▸ **The task**
Filter the entries below, keeping only lines with the word "Isle".

▸ **Data about app and page elements**

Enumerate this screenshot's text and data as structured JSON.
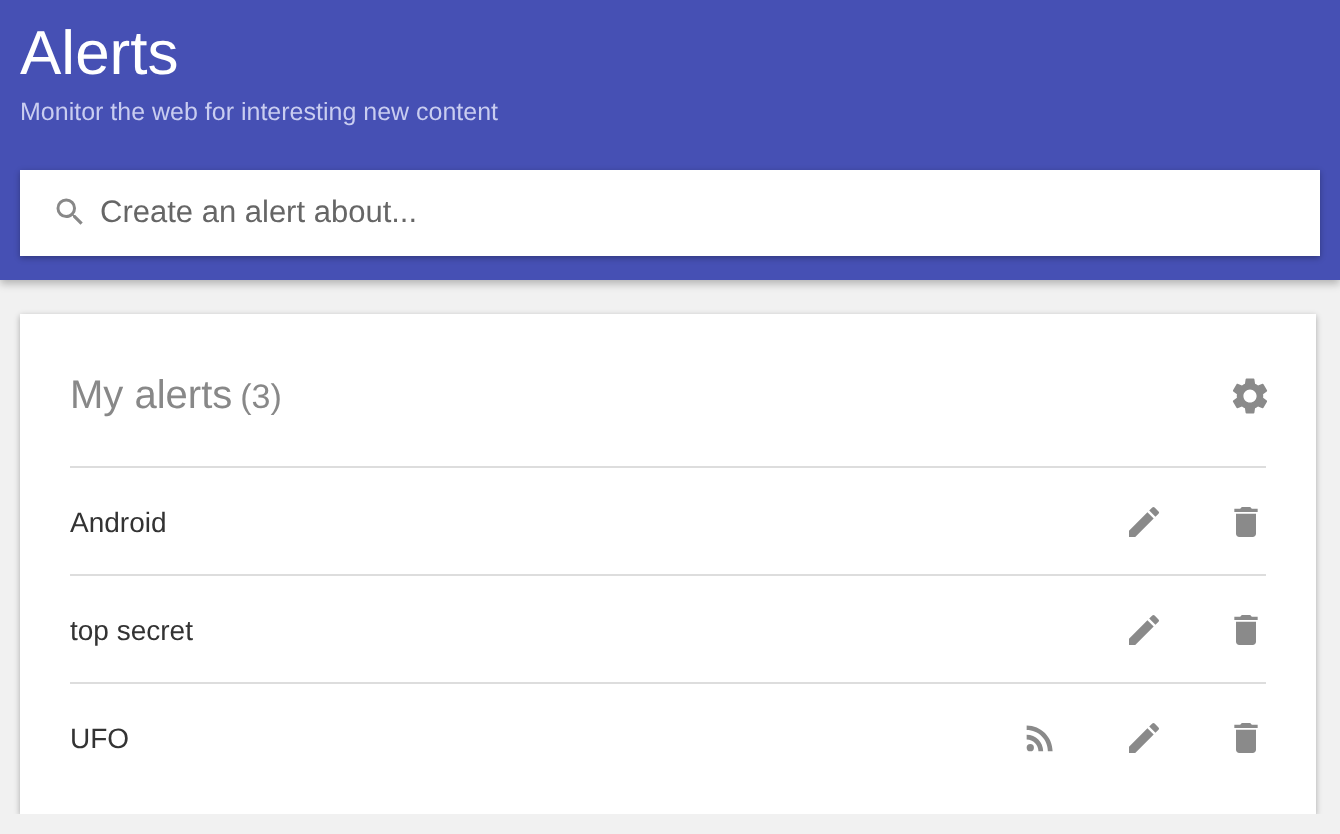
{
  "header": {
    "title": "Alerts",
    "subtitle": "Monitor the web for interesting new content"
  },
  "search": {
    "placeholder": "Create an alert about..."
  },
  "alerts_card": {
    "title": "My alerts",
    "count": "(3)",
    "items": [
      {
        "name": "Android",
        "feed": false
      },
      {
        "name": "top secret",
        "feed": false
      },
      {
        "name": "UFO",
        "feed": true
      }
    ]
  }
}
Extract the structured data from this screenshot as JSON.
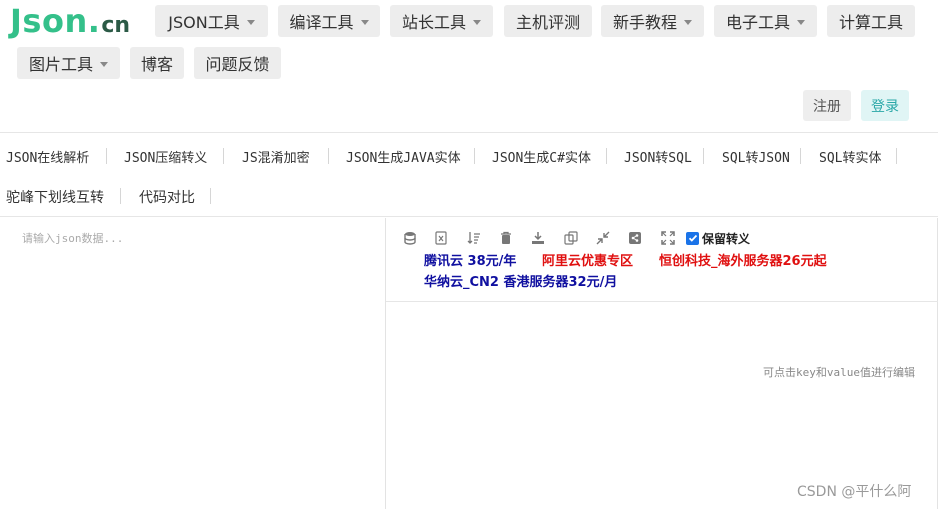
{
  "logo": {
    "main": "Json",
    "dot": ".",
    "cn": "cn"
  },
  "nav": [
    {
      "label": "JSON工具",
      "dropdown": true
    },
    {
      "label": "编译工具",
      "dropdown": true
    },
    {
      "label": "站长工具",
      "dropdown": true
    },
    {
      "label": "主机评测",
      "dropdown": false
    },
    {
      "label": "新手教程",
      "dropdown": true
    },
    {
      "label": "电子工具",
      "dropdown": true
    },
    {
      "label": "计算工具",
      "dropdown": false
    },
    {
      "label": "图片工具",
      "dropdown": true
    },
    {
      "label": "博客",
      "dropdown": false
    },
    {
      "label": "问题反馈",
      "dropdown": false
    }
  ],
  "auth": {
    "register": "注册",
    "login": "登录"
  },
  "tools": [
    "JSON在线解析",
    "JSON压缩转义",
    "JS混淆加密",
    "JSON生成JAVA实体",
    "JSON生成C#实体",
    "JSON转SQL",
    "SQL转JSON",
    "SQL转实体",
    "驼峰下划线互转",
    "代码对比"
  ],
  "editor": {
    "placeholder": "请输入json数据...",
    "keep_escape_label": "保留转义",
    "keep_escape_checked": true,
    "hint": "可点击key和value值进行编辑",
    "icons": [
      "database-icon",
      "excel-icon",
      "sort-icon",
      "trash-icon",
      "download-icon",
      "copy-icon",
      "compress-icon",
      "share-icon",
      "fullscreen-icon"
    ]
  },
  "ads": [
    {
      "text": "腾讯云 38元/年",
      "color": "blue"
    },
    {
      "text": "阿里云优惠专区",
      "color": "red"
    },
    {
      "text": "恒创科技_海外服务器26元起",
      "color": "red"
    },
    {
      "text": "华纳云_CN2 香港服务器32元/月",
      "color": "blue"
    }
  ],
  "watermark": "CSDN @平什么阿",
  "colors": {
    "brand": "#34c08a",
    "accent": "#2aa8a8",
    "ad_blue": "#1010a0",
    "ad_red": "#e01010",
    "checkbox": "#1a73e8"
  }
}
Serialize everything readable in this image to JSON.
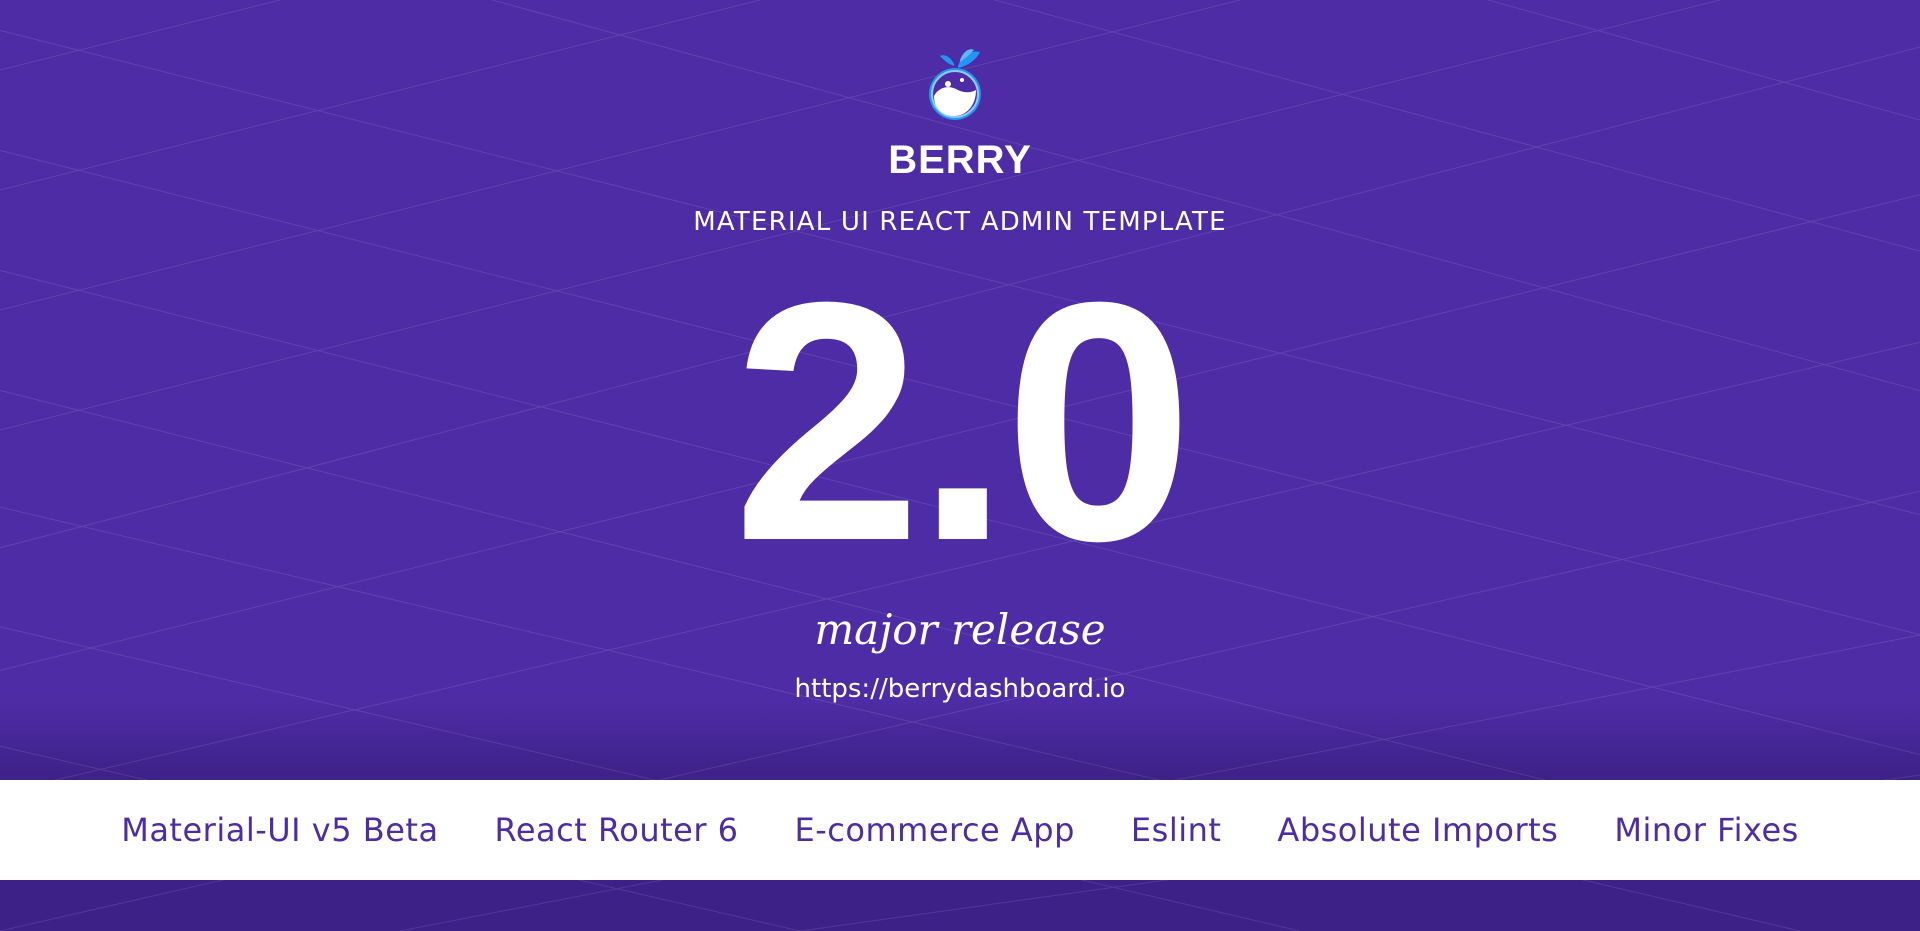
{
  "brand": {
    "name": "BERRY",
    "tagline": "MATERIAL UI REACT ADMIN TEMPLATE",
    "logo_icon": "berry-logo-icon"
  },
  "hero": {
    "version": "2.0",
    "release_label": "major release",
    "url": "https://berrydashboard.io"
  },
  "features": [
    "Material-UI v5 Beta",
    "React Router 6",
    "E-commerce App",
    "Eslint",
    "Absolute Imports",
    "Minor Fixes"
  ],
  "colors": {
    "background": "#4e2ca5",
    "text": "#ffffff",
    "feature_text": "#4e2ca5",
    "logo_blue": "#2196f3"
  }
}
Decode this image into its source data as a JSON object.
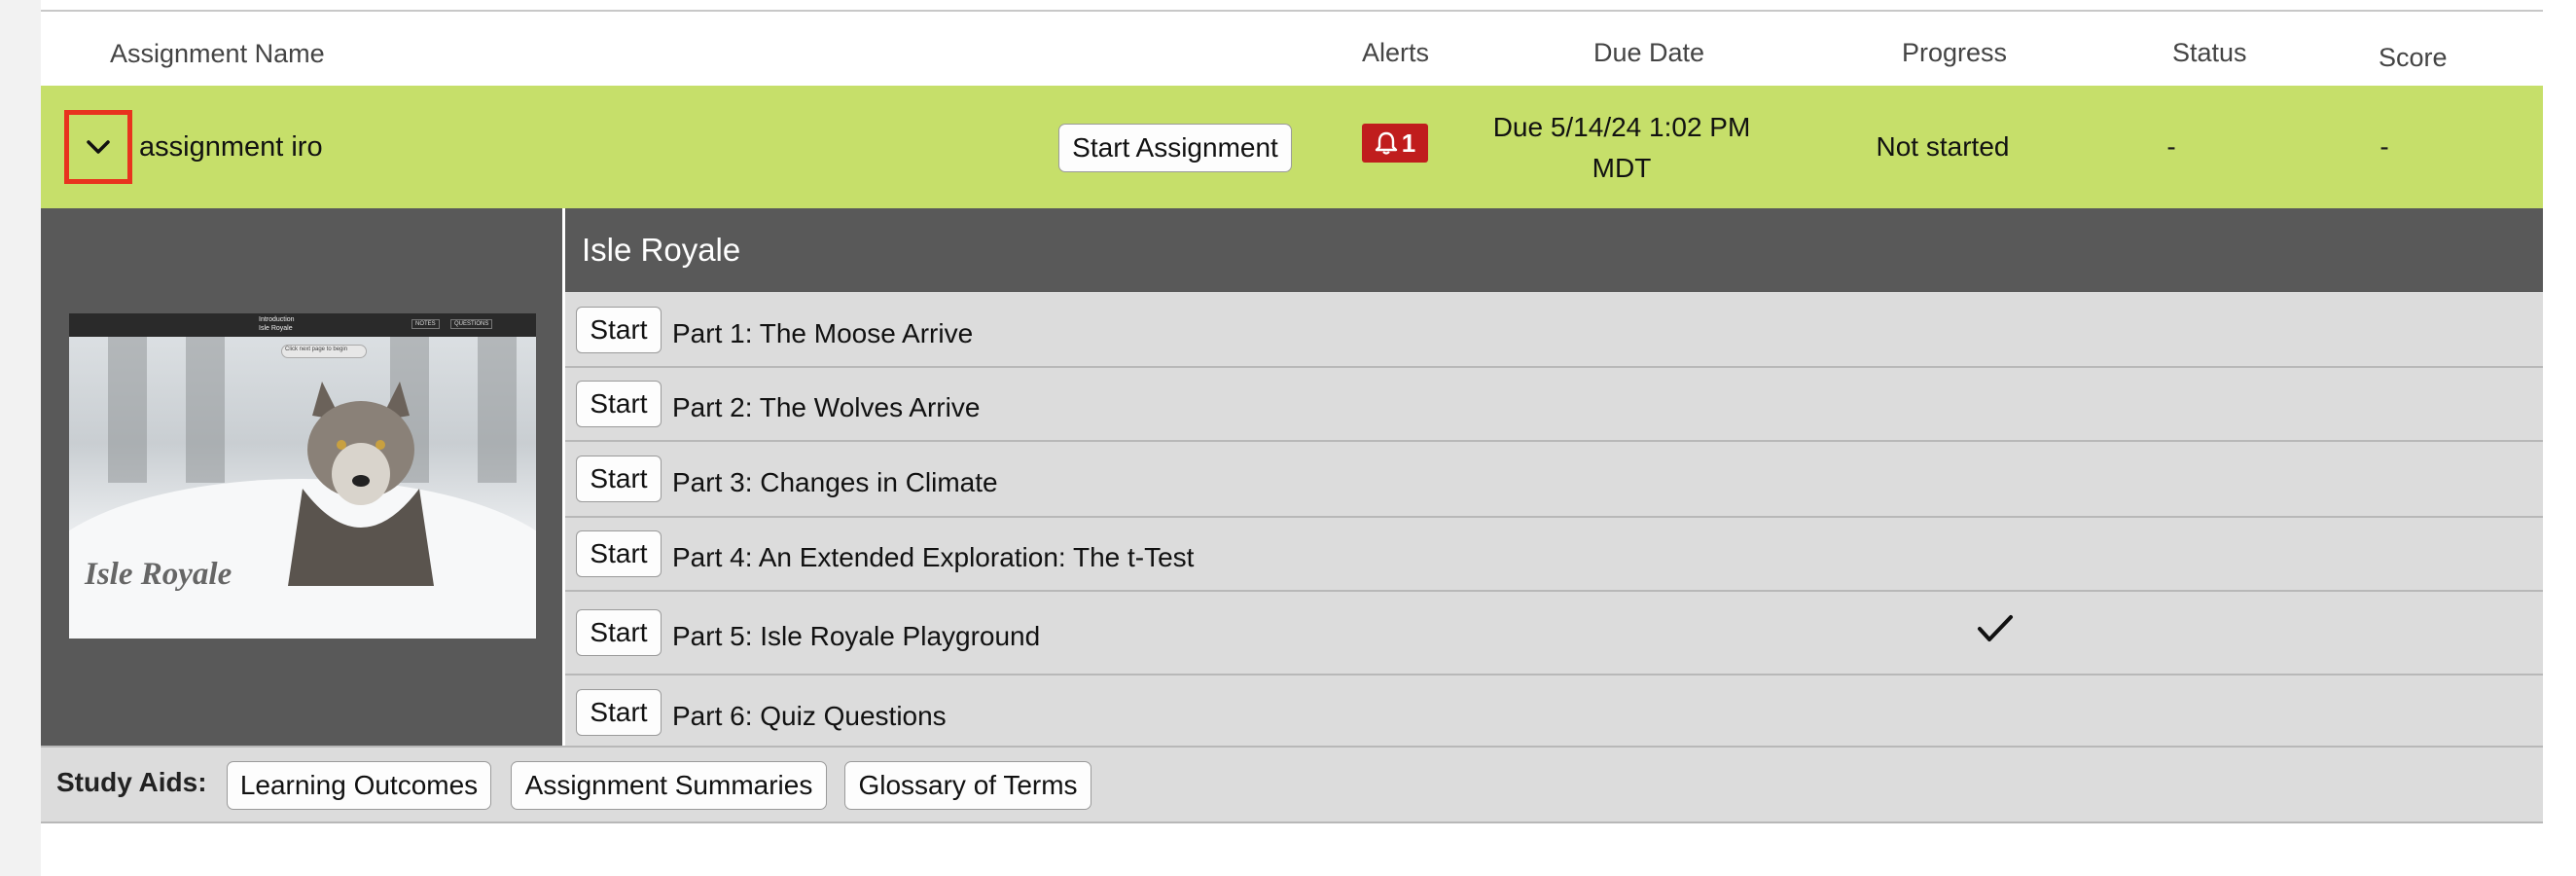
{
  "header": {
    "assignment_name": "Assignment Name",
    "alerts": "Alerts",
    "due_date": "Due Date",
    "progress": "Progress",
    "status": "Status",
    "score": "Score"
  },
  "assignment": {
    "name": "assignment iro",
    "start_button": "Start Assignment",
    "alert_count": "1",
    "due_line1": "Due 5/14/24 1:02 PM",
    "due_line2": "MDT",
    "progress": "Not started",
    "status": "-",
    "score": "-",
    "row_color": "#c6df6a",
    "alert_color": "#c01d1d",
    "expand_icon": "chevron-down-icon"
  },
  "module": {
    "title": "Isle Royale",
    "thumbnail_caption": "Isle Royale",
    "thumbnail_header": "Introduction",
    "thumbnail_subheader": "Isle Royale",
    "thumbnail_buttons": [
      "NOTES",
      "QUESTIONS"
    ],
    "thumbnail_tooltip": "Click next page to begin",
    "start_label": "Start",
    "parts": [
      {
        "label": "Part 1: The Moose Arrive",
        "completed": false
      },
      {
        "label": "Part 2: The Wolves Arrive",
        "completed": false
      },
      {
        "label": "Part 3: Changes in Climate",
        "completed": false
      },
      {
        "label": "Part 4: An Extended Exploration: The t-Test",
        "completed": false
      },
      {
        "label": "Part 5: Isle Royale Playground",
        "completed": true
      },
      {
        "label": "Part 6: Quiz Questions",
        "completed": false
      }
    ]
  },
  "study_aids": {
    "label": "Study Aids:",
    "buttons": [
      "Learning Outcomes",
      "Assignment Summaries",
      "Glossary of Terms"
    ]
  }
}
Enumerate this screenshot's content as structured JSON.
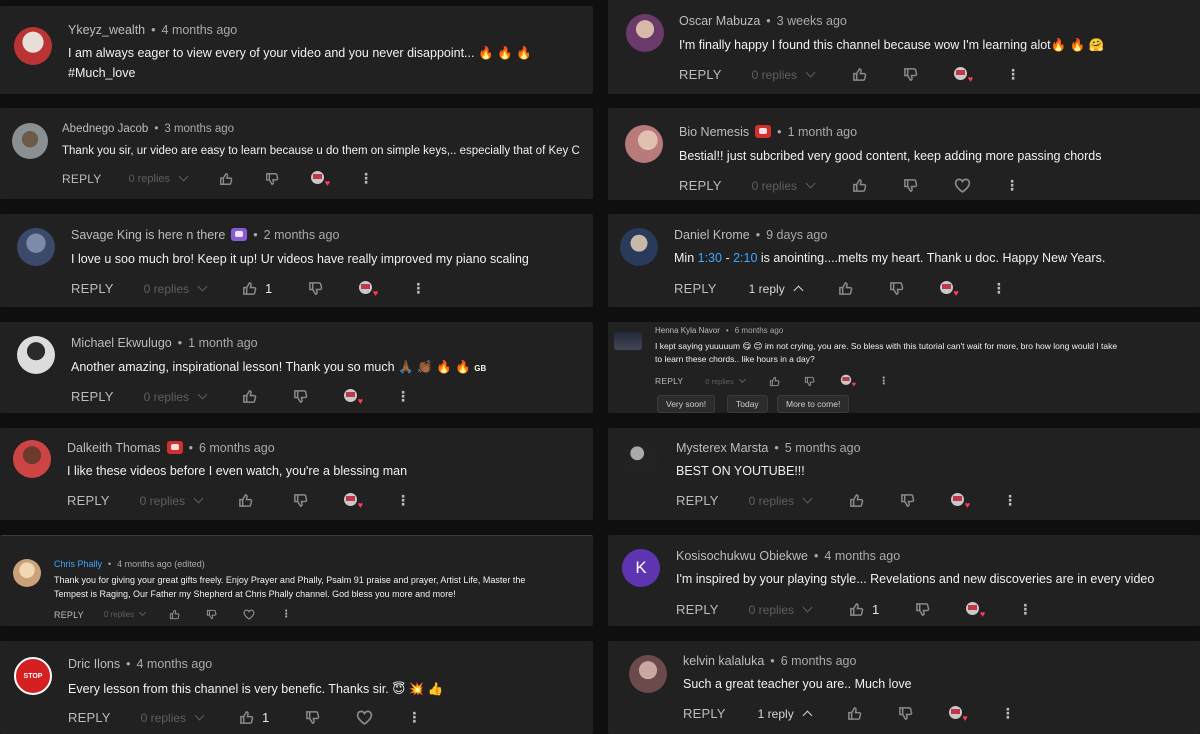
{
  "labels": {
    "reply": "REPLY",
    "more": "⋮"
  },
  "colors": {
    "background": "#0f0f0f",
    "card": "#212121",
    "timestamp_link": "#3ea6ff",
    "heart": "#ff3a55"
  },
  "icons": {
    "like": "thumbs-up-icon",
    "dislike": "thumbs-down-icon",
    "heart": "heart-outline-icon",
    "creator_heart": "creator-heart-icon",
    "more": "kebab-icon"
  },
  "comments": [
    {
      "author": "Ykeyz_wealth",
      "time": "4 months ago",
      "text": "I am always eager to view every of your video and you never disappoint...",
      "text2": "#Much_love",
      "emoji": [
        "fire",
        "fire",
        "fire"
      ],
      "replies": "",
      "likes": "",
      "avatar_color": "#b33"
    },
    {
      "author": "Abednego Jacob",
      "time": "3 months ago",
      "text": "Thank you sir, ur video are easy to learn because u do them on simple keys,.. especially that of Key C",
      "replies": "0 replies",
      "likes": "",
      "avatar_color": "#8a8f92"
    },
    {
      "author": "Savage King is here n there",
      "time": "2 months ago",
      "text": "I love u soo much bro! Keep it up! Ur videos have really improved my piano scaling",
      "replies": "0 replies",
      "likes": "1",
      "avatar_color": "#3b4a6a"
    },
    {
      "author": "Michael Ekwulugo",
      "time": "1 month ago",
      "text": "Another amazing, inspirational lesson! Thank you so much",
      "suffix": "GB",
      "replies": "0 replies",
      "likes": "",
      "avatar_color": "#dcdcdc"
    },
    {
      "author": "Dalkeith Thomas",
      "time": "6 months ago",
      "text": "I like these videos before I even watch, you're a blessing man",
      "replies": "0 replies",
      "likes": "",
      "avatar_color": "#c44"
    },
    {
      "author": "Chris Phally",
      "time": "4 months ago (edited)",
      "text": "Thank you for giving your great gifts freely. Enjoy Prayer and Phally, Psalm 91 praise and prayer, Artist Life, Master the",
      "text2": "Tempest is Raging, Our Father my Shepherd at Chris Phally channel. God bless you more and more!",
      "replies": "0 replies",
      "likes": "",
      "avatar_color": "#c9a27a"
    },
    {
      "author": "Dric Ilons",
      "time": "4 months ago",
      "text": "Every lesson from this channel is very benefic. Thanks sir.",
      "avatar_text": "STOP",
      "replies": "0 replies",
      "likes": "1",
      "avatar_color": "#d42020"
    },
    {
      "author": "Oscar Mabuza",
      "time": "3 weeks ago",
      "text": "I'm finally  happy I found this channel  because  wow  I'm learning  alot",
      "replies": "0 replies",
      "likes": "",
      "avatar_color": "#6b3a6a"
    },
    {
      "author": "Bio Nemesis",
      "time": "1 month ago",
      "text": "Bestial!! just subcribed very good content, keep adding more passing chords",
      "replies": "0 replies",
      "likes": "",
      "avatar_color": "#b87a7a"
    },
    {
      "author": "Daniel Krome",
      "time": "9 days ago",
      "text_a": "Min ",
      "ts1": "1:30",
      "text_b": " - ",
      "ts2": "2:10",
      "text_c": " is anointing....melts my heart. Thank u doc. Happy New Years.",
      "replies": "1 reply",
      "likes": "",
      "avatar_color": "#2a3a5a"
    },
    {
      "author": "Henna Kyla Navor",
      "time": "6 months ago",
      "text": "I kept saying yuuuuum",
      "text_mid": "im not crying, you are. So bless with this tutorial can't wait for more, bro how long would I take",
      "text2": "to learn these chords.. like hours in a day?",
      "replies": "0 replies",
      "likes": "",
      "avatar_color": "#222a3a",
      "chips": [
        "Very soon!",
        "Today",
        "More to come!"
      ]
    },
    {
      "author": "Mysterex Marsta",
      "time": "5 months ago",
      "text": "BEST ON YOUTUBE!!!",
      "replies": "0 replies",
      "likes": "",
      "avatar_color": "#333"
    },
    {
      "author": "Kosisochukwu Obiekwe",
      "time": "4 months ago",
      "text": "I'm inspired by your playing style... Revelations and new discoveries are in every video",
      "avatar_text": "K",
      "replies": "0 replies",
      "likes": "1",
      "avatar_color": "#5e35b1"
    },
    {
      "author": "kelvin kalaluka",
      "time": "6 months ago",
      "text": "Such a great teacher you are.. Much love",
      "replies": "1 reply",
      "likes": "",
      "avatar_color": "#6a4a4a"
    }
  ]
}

▸ **Response box**
    "title": "Isle Royale",
    "thumbnail_caption": "Isle Royale",
    "thumbnail_subheader": "Isle Royale",
        "label": "Part 5: Isle Royale Playground",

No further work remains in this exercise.